Be safe, and good luck!
As long as you pulled the plug from the outlet you will ok. Electricity needs the plug to be in the outlet in order to go to the light.
Once a lamp is unplugged, there is no electricity flowing through the line. You do not have to wait for it to "drain out". It is not like water in a garden hose.
I have a very small light bulb stuck in my stove hood that I cannot remove. It is hard for me to get any kind of a grip on it because it isn't sticking out very far. Please help.
By Mary R from Eagan, MN
Most likely someone put the wrong size bulb in. If there is someone with maintenance skills that can help, I would take that route first. You can always try a pliers but you should wear protective eye gear, in case it breaks. However, is there something very close to it that can be removed like the vent cover, knobs or brackets? I hope these have helped.
If you have one of those flat rubbery holders for opening tight jars, maybe you could fit the edges around the bulb and get a grip that way. Good luck!
Have you tried using a pair of pliers? Should help
Electric off. Cut a potato, mash the cut part over the part and turn counter-clockwise. When you install the new bulb, rub the thread in your scalp. It gives just enough oil to keep bulb from corroding in socket.
Having to change a "stubborn" light bulb from your freezer or refrigerator, not wanting it to break in your hand? Take a hairdryer to it! Aim the air at the base of the bulb's area where it screws in and it will unleash the grasp on the bulb and you are ready to install the new bulb.
By Trisha from Ventura, CA
I have a recessed spotlight in my kitchen ceiling that seems to be corroded because I can't twist it out. I have no way of doing the tape wrap trick either as it is too recessed to work around. Any suggestions as how to remove without shattering the light bulb?
Break out the light bulb glass cut a potato in half and push it firmly onto the light bulb and it should come out with no bother
1. Make sure the switch is OFF
2. Try squirting WD40 or some other lubricant around the
base of the bulb and wait a few minutes...no luck?
3. Be very careful. Use eye protectors. Wear gloves.
Hold bulb and gently tap with a hard object to break it.

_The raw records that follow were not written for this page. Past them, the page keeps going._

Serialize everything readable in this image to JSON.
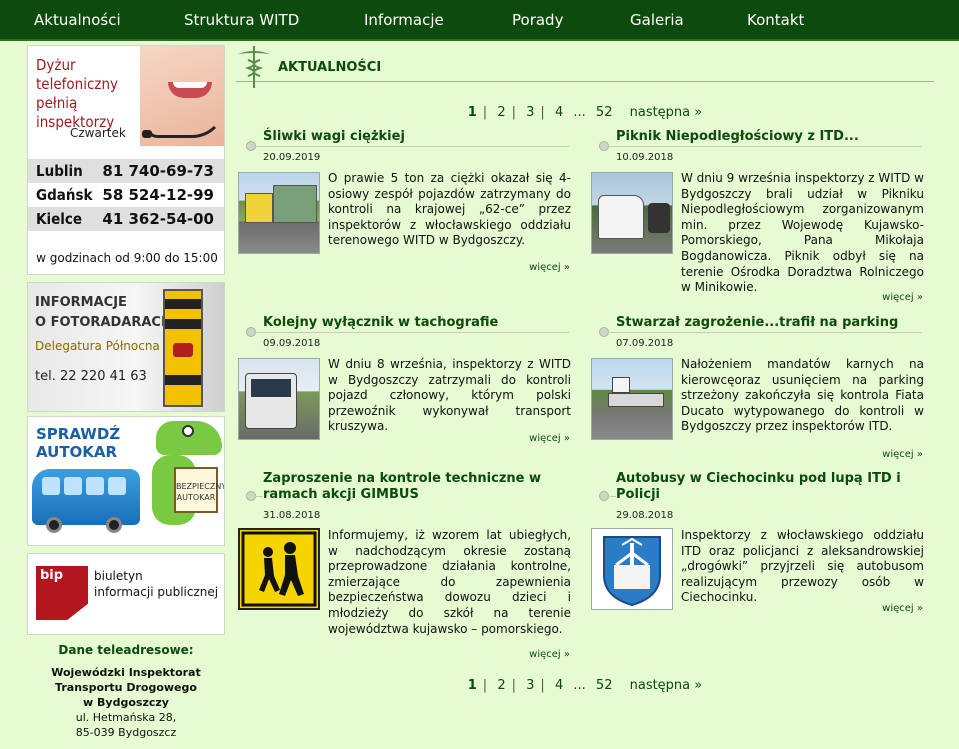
{
  "nav": {
    "items": [
      "Aktualności",
      "Struktura WITD",
      "Informacje",
      "Porady",
      "Galeria",
      "Kontakt"
    ]
  },
  "sidebar": {
    "duty": {
      "heading": "Dyżur telefoniczny pełnią inspektorzy",
      "day": "Czwartek",
      "phones": [
        {
          "city": "Lublin",
          "number": "81 740-69-73"
        },
        {
          "city": "Gdańsk",
          "number": "58 524-12-99"
        },
        {
          "city": "Kielce",
          "number": "41 362-54-00"
        }
      ],
      "hours": "w godzinach od 9:00 do 15:00"
    },
    "radar": {
      "title_line1": "INFORMACJE",
      "title_line2": "O FOTORADARACH",
      "branch": "Delegatura Północna",
      "phone": "tel. 22 220 41 63"
    },
    "bus": {
      "line1": "SPRAWDŹ",
      "line2": "AUTOKAR",
      "sign_line1": "BEZPIECZNY",
      "sign_line2": "AUTOKAR"
    },
    "bip": {
      "mark": "bip",
      "line1": "biuletyn",
      "line2": "informacji publicznej"
    },
    "contact": {
      "heading": "Dane teleadresowe:",
      "org_line1": "Wojewódzki Inspektorat",
      "org_line2": "Transportu Drogowego",
      "org_line3": "w Bydgoszczy",
      "street": "ul. Hetmańska 28,",
      "city": "85-039 Bydgoszcz"
    }
  },
  "main": {
    "section_title": "AKTUALNOŚCI",
    "pager": {
      "pages": [
        "1",
        "2",
        "3",
        "4"
      ],
      "ellipsis": "...",
      "last": "52",
      "next": "następna »",
      "sep": "|"
    },
    "more_label": "więcej »",
    "articles": [
      {
        "title": "Śliwki wagi ciężkiej",
        "date": "20.09.2019",
        "text": "O prawie 5 ton za ciężki okazał się 4-osiowy zespół pojazdów zatrzymany do kontroli na krajowej „62-ce” przez inspektorów z włocławskiego oddziału terenowego WITD w Bydgoszczy.",
        "image": "truck-photo"
      },
      {
        "title": "Piknik Niepodległościowy z ITD...",
        "date": "10.09.2018",
        "text": "W dniu 9 września inspektorzy z WITD w Bydgoszczy brali udział w Pikniku Niepodległościowym zorganizowanym min. przez Wojewodę Kujawsko-Pomorskiego, Pana Mikołaja Bogdanowicza. Piknik odbył się na terenie Ośrodka Doradztwa Rolniczego w Minikowie.",
        "image": "van-photo"
      },
      {
        "title": "Kolejny wyłącznik w tachografie",
        "date": "09.09.2018",
        "text": "W dniu 8 września, inspektorzy z WITD w Bydgoszczy zatrzymali do kontroli pojazd członowy, którym polski przewoźnik wykonywał transport kruszywa.",
        "image": "tractor-photo"
      },
      {
        "title": "Stwarzał zagrożenie...trafił na parking",
        "date": "07.09.2018",
        "text": "Nałożeniem mandatów karnych na kierowcęoraz usunięciem na parking strzeżony zakończyła się kontrola Fiata Ducato wytypowanego do kontroli w Bydgoszczy przez inspektorów ITD.",
        "image": "tow-photo"
      },
      {
        "title": "Zaproszenie na kontrole techniczne w ramach akcji GIMBUS",
        "date": "31.08.2018",
        "text": "Informujemy, iż wzorem lat ubiegłych, w nadchodzącym okresie zostaną przeprowadzone działania kontrolne, zmierzające do zapewnienia bezpieczeństwa dowozu dzieci i młodzieży do szkół na terenie województwa kujawsko – pomorskiego.",
        "image": "children-sign"
      },
      {
        "title": "Autobusy w Ciechocinku pod lupą ITD i Policji",
        "date": "29.08.2018",
        "text": "Inspektorzy z włocławskiego oddziału ITD oraz policjanci z aleksandrowskiej „drogówki” przyjrzeli się autobusom realizującym przewozy osób w Ciechocinku.",
        "image": "coat-of-arms"
      }
    ]
  }
}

Once broken clear glass so metal base rim is exposed.
Using needle nose pliers grip the rim and gently wiggle
while using a rotating motion in the direction you
would use to unscrew the bulb naturally. The rim may

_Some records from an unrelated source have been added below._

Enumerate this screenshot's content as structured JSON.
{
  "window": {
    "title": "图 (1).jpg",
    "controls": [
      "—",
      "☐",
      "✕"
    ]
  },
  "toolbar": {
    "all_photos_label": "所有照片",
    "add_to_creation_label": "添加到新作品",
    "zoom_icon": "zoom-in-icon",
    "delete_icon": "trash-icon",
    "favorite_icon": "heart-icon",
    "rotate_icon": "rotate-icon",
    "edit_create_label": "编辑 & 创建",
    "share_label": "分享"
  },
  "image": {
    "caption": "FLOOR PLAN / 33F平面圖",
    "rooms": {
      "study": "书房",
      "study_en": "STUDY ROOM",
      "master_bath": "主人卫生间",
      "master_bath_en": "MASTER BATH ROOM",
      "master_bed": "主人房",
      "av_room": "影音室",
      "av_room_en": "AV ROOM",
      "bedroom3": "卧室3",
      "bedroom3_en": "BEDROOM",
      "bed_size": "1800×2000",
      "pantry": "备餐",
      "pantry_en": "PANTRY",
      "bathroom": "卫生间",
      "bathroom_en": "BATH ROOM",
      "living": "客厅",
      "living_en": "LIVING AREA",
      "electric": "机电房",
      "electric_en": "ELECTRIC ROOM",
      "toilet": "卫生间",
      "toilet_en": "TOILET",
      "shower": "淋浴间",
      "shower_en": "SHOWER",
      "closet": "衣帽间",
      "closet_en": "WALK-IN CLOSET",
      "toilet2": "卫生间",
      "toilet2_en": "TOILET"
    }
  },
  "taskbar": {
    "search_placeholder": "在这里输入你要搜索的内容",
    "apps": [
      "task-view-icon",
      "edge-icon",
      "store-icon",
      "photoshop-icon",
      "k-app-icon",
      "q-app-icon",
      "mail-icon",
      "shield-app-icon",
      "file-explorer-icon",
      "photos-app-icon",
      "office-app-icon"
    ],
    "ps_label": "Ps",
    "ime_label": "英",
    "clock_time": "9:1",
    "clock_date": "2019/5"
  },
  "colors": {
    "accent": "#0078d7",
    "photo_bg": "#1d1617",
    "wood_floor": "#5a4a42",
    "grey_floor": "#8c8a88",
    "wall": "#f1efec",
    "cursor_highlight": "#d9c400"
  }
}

start to bend...I've had them a bent mess but no
matter. Presevere until it is removed. Another
squirt of WD40 may help this process.
4. When replacing the bulb smear the base of the new
bulb with vasolene so this won't happen again...
My ceiling light in the kitchen also was stuck when it burnt out. No way to get my fingers around the bulb because the bulb was so far recessed. I put a piece of clear packing tape (duct tape would have worked too but I was too lazy to go to the garage and packing tape was in my desk) on it with pieces hanging down on both sides, grabbed the two pieces and pulled in opposite directions. The bulb turned as if it had been greased and came right out.
The exit sign bulb went out. It's a 20 watt with no threads, but won't come out of the socket. I try turning it, but it seems stuck. Any help would be great.
Spray some WD40 into the socket around the light bulb.
What can you apply to the threads of a light bulb to stop galling of the threads?
Rub a small amount of Vaseline on the threads. It prevents rust and makes the bulb easier to remove, especially if it is seldom used and spends months or years in the fixture. Be sure not to get Vaseline on the contact point on the bottom.